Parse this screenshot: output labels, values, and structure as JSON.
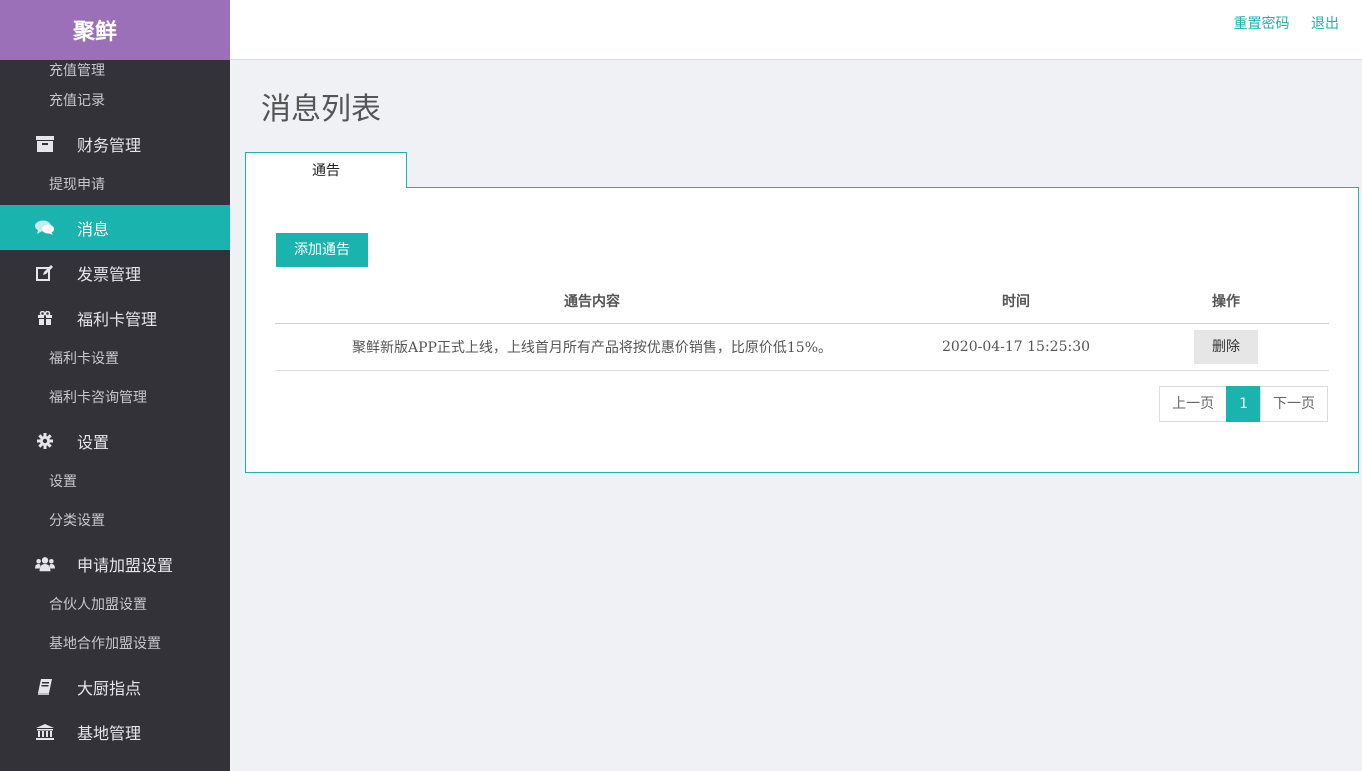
{
  "brand": "聚鲜",
  "nav": [
    {
      "kind": "sub",
      "label": "充值管理",
      "first": true
    },
    {
      "kind": "sub",
      "label": "充值记录"
    },
    {
      "kind": "main",
      "label": "财务管理",
      "icon": "archive-icon"
    },
    {
      "kind": "sub",
      "label": "提现申请"
    },
    {
      "kind": "main",
      "label": "消息",
      "icon": "comments-icon",
      "active": true
    },
    {
      "kind": "main",
      "label": "发票管理",
      "icon": "edit-icon"
    },
    {
      "kind": "main",
      "label": "福利卡管理",
      "icon": "gift-icon"
    },
    {
      "kind": "sub",
      "label": "福利卡设置"
    },
    {
      "kind": "sub",
      "label": "福利卡咨询管理"
    },
    {
      "kind": "main",
      "label": "设置",
      "icon": "gear-icon"
    },
    {
      "kind": "sub",
      "label": "设置"
    },
    {
      "kind": "sub",
      "label": "分类设置"
    },
    {
      "kind": "main",
      "label": "申请加盟设置",
      "icon": "users-icon"
    },
    {
      "kind": "sub",
      "label": "合伙人加盟设置"
    },
    {
      "kind": "sub",
      "label": "基地合作加盟设置"
    },
    {
      "kind": "main",
      "label": "大厨指点",
      "icon": "book-icon"
    },
    {
      "kind": "main",
      "label": "基地管理",
      "icon": "bank-icon"
    }
  ],
  "header": {
    "reset_password": "重置密码",
    "logout": "退出"
  },
  "page_title": "消息列表",
  "tab_label": "通告",
  "add_button": "添加通告",
  "table": {
    "columns": [
      "通告内容",
      "时间",
      "操作"
    ],
    "rows": [
      {
        "content": "聚鲜新版APP正式上线，上线首月所有产品将按优惠价销售，比原价低15%。",
        "time": "2020-04-17 15:25:30",
        "action": "删除"
      }
    ]
  },
  "pager": {
    "prev": "上一页",
    "current": "1",
    "next": "下一页"
  },
  "colors": {
    "accent": "#1bb3ad",
    "brand": "#9b70b8",
    "sidebar": "#323238"
  }
}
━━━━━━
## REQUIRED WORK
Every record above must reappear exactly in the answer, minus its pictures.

## TASK SOLUTION
Parse this screenshot: output labels, values, and structure as JSON.
{
  "brand": "聚鲜",
  "nav": [
    {
      "kind": "sub",
      "label": "充值管理",
      "first": true
    },
    {
      "kind": "sub",
      "label": "充值记录"
    },
    {
      "kind": "main",
      "label": "财务管理",
      "icon": "archive-icon"
    },
    {
      "kind": "sub",
      "label": "提现申请"
    },
    {
      "kind": "main",
      "label": "消息",
      "icon": "comments-icon",
      "active": true
    },
    {
      "kind": "main",
      "label": "发票管理",
      "icon": "edit-icon"
    },
    {
      "kind": "main",
      "label": "福利卡管理",
      "icon": "gift-icon"
    },
    {
      "kind": "sub",
      "label": "福利卡设置"
    },
    {
      "kind": "sub",
      "label": "福利卡咨询管理"
    },
    {
      "kind": "main",
      "label": "设置",
      "icon": "gear-icon"
    },
    {
      "kind": "sub",
      "label": "设置"
    },
    {
      "kind": "sub",
      "label": "分类设置"
    },
    {
      "kind": "main",
      "label": "申请加盟设置",
      "icon": "users-icon"
    },
    {
      "kind": "sub",
      "label": "合伙人加盟设置"
    },
    {
      "kind": "sub",
      "label": "基地合作加盟设置"
    },
    {
      "kind": "main",
      "label": "大厨指点",
      "icon": "book-icon"
    },
    {
      "kind": "main",
      "label": "基地管理",
      "icon": "bank-icon"
    }
  ],
  "header": {
    "reset_password": "重置密码",
    "logout": "退出"
  },
  "page_title": "消息列表",
  "tab_label": "通告",
  "add_button": "添加通告",
  "table": {
    "columns": [
      "通告内容",
      "时间",
      "操作"
    ],
    "rows": [
      {
        "content": "聚鲜新版APP正式上线，上线首月所有产品将按优惠价销售，比原价低15%。",
        "time": "2020-04-17 15:25:30",
        "action": "删除"
      }
    ]
  },
  "pager": {
    "prev": "上一页",
    "current": "1",
    "next": "下一页"
  },
  "colors": {
    "accent": "#1bb3ad",
    "brand": "#9b70b8",
    "sidebar": "#323238"
  }
}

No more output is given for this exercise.